    The kernel method of test equating is a unified approach to test equating with some advantages over traditional equating methods. Therefore, it is important to evaluate in a comprehensive way the usefulness and appropriateness of the Kernel equating (KE) method, as well as its advantages and disadvantages compared with several popular item…

  19. Accumulative Equating Error after a Chain of Linear Equatings

    ERIC Educational Resources Information Center

    Guo, Hongwen

    2010-01-01

    After many equatings have been conducted in a testing program, equating errors can accumulate to a degree that is not negligible compared to the standard error of measurement. In this paper, the author investigates the asymptotic accumulative standard error of equating (ASEE) for linear equating methods, including chained linear, Tucker, and…

  20. Parallels between control PDE's (Partial Differential Equations) and systems of ODE's (Ordinary Differential Equations)

    NASA Technical Reports Server (NTRS)

    Hunt, L. R.; Villarreal, Ramiro

    1987-01-01

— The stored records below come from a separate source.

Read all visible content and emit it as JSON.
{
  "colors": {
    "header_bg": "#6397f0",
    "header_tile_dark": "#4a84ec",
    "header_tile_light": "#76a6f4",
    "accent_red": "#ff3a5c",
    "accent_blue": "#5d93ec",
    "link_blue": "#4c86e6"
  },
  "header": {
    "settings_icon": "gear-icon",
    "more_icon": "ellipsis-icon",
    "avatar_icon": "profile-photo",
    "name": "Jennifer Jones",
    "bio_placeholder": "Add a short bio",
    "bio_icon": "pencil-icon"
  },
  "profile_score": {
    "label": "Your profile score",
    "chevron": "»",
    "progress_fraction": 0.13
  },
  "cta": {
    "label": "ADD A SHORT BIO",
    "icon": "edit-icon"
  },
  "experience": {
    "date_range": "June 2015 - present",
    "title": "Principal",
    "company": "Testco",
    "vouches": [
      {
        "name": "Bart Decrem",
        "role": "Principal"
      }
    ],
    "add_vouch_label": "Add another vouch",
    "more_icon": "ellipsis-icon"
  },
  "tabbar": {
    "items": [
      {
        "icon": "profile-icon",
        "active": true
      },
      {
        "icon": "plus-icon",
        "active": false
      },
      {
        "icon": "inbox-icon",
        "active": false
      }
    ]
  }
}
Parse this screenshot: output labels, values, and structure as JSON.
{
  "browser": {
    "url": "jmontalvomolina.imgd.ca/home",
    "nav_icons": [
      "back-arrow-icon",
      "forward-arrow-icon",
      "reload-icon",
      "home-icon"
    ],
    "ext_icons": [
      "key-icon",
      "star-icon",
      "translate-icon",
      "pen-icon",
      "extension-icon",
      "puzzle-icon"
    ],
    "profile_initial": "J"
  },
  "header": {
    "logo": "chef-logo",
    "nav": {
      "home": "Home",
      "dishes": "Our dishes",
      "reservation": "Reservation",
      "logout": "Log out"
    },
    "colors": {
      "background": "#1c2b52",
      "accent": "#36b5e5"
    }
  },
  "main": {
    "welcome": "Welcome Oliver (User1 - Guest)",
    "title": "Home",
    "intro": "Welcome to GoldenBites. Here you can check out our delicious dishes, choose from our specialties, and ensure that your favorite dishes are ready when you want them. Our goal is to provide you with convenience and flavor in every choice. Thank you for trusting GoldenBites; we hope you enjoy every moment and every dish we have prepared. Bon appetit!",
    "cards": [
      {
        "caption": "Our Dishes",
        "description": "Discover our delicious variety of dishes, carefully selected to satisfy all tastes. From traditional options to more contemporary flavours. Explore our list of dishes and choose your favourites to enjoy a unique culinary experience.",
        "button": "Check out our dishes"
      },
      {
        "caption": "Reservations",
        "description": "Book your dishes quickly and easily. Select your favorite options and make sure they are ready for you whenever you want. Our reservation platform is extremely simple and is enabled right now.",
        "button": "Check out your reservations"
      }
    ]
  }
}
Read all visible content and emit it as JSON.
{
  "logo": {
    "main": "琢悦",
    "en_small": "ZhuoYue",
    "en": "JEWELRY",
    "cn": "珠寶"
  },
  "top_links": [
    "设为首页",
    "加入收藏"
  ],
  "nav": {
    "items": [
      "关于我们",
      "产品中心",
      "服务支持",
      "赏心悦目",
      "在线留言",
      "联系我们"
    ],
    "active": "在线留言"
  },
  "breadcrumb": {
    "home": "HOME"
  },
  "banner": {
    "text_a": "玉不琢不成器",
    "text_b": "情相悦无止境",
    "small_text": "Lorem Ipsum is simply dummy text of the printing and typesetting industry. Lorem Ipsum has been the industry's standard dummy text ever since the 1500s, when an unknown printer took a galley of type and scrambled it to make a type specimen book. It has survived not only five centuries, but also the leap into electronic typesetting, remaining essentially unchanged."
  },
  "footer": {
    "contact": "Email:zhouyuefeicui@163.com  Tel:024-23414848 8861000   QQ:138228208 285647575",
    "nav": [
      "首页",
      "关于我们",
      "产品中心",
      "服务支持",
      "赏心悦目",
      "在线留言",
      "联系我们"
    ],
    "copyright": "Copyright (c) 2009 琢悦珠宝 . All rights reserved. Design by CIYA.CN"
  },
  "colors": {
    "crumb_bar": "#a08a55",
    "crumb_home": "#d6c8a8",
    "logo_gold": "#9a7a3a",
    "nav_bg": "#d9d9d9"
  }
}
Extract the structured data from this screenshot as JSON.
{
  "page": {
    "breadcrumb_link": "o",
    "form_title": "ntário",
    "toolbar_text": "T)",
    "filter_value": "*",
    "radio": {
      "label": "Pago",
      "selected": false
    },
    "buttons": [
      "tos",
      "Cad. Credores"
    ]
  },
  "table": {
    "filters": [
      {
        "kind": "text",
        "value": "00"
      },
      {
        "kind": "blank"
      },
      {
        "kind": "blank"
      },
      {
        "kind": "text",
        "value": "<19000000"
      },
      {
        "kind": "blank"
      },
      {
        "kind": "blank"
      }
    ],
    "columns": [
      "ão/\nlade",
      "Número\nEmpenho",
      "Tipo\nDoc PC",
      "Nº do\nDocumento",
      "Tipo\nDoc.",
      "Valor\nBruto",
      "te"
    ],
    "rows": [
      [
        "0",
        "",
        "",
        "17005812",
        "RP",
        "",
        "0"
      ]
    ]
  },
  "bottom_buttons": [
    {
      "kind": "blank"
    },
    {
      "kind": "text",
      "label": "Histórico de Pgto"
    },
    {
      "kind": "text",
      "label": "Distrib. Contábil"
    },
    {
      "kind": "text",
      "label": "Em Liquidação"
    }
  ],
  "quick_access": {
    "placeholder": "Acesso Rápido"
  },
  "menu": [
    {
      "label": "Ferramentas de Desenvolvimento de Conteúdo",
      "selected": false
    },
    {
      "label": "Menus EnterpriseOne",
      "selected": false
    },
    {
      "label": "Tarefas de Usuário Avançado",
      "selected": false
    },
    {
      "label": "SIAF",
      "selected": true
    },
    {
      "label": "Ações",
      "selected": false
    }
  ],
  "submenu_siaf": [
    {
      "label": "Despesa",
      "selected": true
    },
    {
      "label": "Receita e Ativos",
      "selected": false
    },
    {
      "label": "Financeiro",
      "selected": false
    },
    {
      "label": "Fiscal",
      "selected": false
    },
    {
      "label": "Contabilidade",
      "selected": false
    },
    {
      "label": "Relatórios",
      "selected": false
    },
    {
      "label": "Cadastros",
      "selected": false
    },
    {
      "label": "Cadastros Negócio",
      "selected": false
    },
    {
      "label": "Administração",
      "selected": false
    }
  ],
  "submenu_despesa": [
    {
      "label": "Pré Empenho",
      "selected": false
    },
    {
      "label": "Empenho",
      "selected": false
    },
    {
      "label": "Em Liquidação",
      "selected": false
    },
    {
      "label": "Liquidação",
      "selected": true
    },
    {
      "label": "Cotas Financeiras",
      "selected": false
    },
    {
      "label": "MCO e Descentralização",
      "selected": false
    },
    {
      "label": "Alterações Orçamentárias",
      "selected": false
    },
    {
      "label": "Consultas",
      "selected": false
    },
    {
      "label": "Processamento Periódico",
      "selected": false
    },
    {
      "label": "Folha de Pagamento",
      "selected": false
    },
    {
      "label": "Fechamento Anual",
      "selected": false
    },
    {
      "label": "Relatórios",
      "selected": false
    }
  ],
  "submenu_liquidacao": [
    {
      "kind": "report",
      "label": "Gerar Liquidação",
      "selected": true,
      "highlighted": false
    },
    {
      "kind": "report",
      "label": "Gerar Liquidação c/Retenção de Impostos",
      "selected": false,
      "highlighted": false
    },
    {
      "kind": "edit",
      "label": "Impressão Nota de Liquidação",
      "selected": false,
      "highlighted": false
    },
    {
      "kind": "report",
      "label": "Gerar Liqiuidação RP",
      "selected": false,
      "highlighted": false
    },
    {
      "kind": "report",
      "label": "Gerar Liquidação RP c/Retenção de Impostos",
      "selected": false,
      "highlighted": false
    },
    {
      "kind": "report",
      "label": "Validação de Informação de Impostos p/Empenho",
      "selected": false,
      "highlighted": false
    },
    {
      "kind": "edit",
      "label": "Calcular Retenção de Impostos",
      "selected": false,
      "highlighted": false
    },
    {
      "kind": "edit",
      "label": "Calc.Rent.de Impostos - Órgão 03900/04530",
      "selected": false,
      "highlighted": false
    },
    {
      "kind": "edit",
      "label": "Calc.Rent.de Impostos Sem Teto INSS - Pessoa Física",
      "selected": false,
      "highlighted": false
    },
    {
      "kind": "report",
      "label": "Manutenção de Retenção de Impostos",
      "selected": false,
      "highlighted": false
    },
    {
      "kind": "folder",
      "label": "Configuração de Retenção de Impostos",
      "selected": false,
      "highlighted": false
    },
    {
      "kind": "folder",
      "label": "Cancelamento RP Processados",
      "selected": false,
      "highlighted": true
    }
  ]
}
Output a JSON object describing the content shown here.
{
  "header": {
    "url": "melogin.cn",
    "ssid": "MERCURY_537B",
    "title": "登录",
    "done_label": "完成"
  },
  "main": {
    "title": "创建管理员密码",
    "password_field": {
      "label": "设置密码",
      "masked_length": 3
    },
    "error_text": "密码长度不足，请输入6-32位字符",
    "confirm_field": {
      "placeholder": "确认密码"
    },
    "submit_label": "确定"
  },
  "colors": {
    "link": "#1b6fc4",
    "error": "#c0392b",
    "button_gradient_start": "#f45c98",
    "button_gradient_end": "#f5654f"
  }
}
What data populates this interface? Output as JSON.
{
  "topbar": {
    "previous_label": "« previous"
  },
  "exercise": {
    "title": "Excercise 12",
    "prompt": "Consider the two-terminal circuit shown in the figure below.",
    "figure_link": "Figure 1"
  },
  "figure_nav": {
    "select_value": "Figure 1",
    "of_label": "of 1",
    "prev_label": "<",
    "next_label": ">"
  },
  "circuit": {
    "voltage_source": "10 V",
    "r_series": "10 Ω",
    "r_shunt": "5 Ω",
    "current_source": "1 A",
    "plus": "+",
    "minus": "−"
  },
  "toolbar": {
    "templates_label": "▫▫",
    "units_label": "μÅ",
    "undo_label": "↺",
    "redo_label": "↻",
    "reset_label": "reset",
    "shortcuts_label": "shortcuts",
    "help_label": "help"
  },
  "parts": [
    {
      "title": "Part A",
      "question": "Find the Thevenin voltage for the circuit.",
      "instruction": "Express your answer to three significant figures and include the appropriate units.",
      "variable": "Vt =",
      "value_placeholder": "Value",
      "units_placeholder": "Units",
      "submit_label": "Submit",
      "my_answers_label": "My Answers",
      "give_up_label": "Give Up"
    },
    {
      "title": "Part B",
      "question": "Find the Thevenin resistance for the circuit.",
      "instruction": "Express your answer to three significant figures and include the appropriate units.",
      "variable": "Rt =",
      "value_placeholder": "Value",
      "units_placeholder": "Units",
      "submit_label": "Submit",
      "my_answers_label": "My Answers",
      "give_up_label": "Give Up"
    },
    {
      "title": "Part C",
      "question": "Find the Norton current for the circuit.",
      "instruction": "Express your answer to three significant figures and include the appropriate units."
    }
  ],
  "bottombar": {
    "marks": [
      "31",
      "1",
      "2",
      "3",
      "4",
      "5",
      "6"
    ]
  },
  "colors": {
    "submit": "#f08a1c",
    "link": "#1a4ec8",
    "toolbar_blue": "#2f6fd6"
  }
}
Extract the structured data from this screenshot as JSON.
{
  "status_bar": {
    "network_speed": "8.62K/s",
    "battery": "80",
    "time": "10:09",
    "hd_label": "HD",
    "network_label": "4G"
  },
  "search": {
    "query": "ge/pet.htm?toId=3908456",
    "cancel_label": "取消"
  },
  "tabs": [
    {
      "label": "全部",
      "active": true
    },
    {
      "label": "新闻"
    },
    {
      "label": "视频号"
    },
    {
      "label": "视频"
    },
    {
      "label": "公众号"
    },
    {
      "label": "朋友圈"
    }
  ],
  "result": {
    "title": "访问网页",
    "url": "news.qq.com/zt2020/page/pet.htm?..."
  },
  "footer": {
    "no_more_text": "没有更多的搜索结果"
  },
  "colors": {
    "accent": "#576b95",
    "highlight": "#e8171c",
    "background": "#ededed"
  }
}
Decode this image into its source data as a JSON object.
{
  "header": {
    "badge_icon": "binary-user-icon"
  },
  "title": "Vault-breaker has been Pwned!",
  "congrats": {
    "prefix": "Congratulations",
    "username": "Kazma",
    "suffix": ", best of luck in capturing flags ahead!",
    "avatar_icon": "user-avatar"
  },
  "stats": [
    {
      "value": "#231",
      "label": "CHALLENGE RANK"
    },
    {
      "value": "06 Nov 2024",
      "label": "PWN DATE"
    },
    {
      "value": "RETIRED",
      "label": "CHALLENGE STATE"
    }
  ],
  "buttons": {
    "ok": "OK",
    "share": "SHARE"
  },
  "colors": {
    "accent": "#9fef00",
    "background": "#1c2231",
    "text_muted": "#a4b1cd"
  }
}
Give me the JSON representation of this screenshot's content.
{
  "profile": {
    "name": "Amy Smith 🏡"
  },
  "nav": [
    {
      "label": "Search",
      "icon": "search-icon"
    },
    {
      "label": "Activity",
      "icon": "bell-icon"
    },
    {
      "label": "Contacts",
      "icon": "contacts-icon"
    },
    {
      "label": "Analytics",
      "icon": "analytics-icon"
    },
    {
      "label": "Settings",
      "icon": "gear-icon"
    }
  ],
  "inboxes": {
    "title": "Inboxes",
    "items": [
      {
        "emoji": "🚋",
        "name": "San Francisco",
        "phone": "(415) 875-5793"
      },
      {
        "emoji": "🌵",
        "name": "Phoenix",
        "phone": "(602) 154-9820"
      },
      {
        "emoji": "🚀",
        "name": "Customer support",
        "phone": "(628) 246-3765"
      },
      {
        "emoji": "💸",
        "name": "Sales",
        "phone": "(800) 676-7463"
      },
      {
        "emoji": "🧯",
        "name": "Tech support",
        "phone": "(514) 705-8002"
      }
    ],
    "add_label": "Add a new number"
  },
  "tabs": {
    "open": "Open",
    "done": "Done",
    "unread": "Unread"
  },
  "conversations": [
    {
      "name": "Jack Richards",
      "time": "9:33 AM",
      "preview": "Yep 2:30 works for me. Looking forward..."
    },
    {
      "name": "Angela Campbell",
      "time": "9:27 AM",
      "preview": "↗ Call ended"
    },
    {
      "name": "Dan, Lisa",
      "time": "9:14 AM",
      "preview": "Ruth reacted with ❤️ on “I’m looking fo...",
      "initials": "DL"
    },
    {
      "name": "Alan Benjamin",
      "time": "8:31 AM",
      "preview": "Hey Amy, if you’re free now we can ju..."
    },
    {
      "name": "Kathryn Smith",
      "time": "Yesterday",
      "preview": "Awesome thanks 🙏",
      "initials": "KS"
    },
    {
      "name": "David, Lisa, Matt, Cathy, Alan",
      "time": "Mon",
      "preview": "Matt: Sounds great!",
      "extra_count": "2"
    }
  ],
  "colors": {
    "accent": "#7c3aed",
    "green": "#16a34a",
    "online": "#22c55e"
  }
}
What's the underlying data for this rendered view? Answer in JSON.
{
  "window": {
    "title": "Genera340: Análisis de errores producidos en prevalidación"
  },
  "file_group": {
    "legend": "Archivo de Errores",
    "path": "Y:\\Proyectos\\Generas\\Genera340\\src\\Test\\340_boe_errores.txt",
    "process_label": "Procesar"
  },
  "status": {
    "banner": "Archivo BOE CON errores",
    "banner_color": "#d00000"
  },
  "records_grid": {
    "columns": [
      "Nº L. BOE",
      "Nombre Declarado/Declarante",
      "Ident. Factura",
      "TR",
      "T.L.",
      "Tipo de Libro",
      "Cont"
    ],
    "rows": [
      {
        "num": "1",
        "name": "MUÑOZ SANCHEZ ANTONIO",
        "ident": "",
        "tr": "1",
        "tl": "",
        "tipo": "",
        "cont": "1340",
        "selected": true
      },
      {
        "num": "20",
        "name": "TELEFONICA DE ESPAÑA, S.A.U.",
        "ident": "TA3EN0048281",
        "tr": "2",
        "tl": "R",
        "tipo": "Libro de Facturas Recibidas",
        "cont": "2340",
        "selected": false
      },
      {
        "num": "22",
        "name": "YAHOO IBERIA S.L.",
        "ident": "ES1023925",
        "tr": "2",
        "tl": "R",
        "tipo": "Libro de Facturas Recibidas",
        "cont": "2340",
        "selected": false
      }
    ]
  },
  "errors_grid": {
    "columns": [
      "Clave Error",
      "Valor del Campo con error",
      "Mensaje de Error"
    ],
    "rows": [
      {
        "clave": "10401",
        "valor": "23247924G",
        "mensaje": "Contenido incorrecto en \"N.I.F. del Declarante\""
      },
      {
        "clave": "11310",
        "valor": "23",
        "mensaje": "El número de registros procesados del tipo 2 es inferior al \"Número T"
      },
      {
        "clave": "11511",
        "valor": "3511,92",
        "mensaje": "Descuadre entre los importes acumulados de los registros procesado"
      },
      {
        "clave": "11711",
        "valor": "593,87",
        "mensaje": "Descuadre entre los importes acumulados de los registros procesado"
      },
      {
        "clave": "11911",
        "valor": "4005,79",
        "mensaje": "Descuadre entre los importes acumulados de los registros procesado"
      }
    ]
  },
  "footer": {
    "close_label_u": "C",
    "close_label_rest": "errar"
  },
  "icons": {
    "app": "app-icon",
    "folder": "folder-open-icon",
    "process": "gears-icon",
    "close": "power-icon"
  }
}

    System theorists understand that the same mathematical objects which determine controllability for nonlinear control systems of ordinary differential equations (ODEs) also determine hypoellipticity for linear partial differentail equations (PDEs). Moreover, almost any study of ODE systems begins with linear systems. It is remarkable that Hormander's paper on hypoellipticity of second order linear p.d.e.'s starts with equations due to Kolmogorov, which are shown to be analogous to the linear PDEs. Eigenvalue placement by state feedback for a controllable linear system can be paralleled for a Kolmogorov equation if an appropriate type of feedback is introduced. Results concerning transformations of nonlinear systems to linear systems are similar to results for transforming a linear PDE to a Kolmogorov equation.